BEGIN

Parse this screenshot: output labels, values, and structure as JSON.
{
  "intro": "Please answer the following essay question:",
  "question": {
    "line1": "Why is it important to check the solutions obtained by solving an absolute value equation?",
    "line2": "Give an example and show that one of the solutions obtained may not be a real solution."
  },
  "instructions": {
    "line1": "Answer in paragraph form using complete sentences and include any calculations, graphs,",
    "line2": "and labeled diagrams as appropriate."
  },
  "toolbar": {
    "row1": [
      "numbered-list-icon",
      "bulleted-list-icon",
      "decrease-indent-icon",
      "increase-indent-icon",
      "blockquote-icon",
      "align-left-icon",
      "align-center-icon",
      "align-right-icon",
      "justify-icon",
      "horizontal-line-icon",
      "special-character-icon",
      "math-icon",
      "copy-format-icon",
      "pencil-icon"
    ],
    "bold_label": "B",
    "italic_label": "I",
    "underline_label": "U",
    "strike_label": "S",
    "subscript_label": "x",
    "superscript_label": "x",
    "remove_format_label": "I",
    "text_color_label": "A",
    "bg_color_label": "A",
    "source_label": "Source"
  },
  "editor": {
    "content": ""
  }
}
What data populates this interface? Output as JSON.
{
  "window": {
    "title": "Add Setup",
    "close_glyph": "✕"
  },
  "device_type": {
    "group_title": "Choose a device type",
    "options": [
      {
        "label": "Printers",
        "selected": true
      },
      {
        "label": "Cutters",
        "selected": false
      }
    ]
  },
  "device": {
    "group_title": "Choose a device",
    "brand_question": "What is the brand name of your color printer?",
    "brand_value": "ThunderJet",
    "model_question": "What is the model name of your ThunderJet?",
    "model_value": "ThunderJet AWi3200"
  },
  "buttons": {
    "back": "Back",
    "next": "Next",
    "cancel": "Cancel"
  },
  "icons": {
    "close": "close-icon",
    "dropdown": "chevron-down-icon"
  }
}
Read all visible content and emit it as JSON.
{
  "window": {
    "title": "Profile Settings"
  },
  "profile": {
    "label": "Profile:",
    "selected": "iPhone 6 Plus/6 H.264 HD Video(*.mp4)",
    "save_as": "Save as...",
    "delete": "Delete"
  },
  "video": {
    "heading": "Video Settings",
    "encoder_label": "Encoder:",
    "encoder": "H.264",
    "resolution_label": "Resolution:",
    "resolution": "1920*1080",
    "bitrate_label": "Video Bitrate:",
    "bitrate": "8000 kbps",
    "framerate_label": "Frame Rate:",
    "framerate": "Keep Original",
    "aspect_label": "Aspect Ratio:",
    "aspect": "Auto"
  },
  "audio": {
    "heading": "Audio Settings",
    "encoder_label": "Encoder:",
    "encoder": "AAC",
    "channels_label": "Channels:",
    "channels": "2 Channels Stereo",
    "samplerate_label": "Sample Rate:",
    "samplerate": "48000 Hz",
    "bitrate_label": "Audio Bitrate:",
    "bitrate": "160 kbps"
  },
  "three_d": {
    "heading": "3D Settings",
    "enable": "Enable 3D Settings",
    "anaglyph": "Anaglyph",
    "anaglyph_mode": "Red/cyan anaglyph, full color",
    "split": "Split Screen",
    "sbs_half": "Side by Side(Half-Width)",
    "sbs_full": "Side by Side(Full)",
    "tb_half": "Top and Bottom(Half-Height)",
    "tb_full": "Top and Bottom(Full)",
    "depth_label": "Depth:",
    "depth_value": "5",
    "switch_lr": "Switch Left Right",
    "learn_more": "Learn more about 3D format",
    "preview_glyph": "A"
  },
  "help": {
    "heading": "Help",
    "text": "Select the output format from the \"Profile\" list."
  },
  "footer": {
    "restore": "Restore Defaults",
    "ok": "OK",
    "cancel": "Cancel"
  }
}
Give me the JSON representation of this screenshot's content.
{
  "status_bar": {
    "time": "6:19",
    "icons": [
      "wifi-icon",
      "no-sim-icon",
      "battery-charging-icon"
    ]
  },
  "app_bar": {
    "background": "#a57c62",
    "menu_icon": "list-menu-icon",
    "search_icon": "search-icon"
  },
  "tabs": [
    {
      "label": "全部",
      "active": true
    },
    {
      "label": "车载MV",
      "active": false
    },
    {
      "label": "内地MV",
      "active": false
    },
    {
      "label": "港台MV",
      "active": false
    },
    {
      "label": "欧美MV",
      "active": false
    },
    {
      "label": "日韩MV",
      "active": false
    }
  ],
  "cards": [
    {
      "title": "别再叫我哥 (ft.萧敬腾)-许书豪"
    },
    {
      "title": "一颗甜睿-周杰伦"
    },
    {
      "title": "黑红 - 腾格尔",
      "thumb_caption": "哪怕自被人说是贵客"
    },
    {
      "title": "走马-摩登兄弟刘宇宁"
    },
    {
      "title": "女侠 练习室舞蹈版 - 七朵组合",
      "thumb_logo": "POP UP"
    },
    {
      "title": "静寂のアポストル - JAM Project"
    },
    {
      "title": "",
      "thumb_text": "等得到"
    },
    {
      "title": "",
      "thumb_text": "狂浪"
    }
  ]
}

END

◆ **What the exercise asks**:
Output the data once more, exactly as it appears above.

◆ **The answer**:
Parse this screenshot: output labels, values, and structure as JSON.
{
  "intro": "Please answer the following essay question:",
  "question": {
    "line1": "Why is it important to check the solutions obtained by solving an absolute value equation?",
    "line2": "Give an example and show that one of the solutions obtained may not be a real solution."
  },
  "instructions": {
    "line1": "Answer in paragraph form using complete sentences and include any calculations, graphs,",
    "line2": "and labeled diagrams as appropriate."
  },
  "toolbar": {
    "row1": [
      "numbered-list-icon",
      "bulleted-list-icon",
      "decrease-indent-icon",
      "increase-indent-icon",
      "blockquote-icon",
      "align-left-icon",
      "align-center-icon",
      "align-right-icon",
      "justify-icon",
      "horizontal-line-icon",
      "special-character-icon",
      "math-icon",
      "copy-format-icon",
      "pencil-icon"
    ],
    "bold_label": "B",
    "italic_label": "I",
    "underline_label": "U",
    "strike_label": "S",
    "subscript_label": "x",
    "superscript_label": "x",
    "remove_format_label": "I",
    "text_color_label": "A",
    "bg_color_label": "A",
    "source_label": "Source"
  },
  "editor": {
    "content": ""
  }
}
What data populates this interface? Output as JSON.
{
  "window": {
    "title": "Add Setup",
    "close_glyph": "✕"
  },
  "device_type": {
    "group_title": "Choose a device type",
    "options": [
      {
        "label": "Printers",
        "selected": true
      },
      {
        "label": "Cutters",
        "selected": false
      }
    ]
  },
  "device": {
    "group_title": "Choose a device",
    "brand_question": "What is the brand name of your color printer?",
    "brand_value": "ThunderJet",
    "model_question": "What is the model name of your ThunderJet?",
    "model_value": "ThunderJet AWi3200"
  },
  "buttons": {
    "back": "Back",
    "next": "Next",
    "cancel": "Cancel"
  },
  "icons": {
    "close": "close-icon",
    "dropdown": "chevron-down-icon"
  }
}
Read all visible content and emit it as JSON.
{
  "window": {
    "title": "Profile Settings"
  },
  "profile": {
    "label": "Profile:",
    "selected": "iPhone 6 Plus/6 H.264 HD Video(*.mp4)",
    "save_as": "Save as...",
    "delete": "Delete"
  },
  "video": {
    "heading": "Video Settings",
    "encoder_label": "Encoder:",
    "encoder": "H.264",
    "resolution_label": "Resolution:",
    "resolution": "1920*1080",
    "bitrate_label": "Video Bitrate:",
    "bitrate": "8000 kbps",
    "framerate_label": "Frame Rate:",
    "framerate": "Keep Original",
    "aspect_label": "Aspect Ratio:",
    "aspect": "Auto"
  },
  "audio": {
    "heading": "Audio Settings",
    "encoder_label": "Encoder:",
    "encoder": "AAC",
    "channels_label": "Channels:",
    "channels": "2 Channels Stereo",
    "samplerate_label": "Sample Rate:",
    "samplerate": "48000 Hz",
    "bitrate_label": "Audio Bitrate:",
    "bitrate": "160 kbps"
  },
  "three_d": {
    "heading": "3D Settings",
    "enable": "Enable 3D Settings",
    "anaglyph": "Anaglyph",
    "anaglyph_mode": "Red/cyan anaglyph, full color",
    "split": "Split Screen",
    "sbs_half": "Side by Side(Half-Width)",
    "sbs_full": "Side by Side(Full)",
    "tb_half": "Top and Bottom(Half-Height)",
    "tb_full": "Top and Bottom(Full)",
    "depth_label": "Depth:",
    "depth_value": "5",
    "switch_lr": "Switch Left Right",
    "learn_more": "Learn more about 3D format",
    "preview_glyph": "A"
  },
  "help": {
    "heading": "Help",
    "text": "Select the output format from the \"Profile\" list."
  },
  "footer": {
    "restore": "Restore Defaults",
    "ok": "OK",
    "cancel": "Cancel"
  }
}
Give me the JSON representation of this screenshot's content.
{
  "status_bar": {
    "time": "6:19",
    "icons": [
      "wifi-icon",
      "no-sim-icon",
      "battery-charging-icon"
    ]
  },
  "app_bar": {
    "background": "#a57c62",
    "menu_icon": "list-menu-icon",
    "search_icon": "search-icon"
  },
  "tabs": [
    {
      "label": "全部",
      "active": true
    },
    {
      "label": "车载MV",
      "active": false
    },
    {
      "label": "内地MV",
      "active": false
    },
    {
      "label": "港台MV",
      "active": false
    },
    {
      "label": "欧美MV",
      "active": false
    },
    {
      "label": "日韩MV",
      "active": false
    }
  ],
  "cards": [
    {
      "title": "别再叫我哥 (ft.萧敬腾)-许书豪"
    },
    {
      "title": "一颗甜睿-周杰伦"
    },
    {
      "title": "黑红 - 腾格尔",
      "thumb_caption": "哪怕自被人说是贵客"
    },
    {
      "title": "走马-摩登兄弟刘宇宁"
    },
    {
      "title": "女侠 练习室舞蹈版 - 七朵组合",
      "thumb_logo": "POP UP"
    },
    {
      "title": "静寂のアポストル - JAM Project"
    },
    {
      "title": "",
      "thumb_text": "等得到"
    },
    {
      "title": "",
      "thumb_text": "狂浪"
    }
  ]
}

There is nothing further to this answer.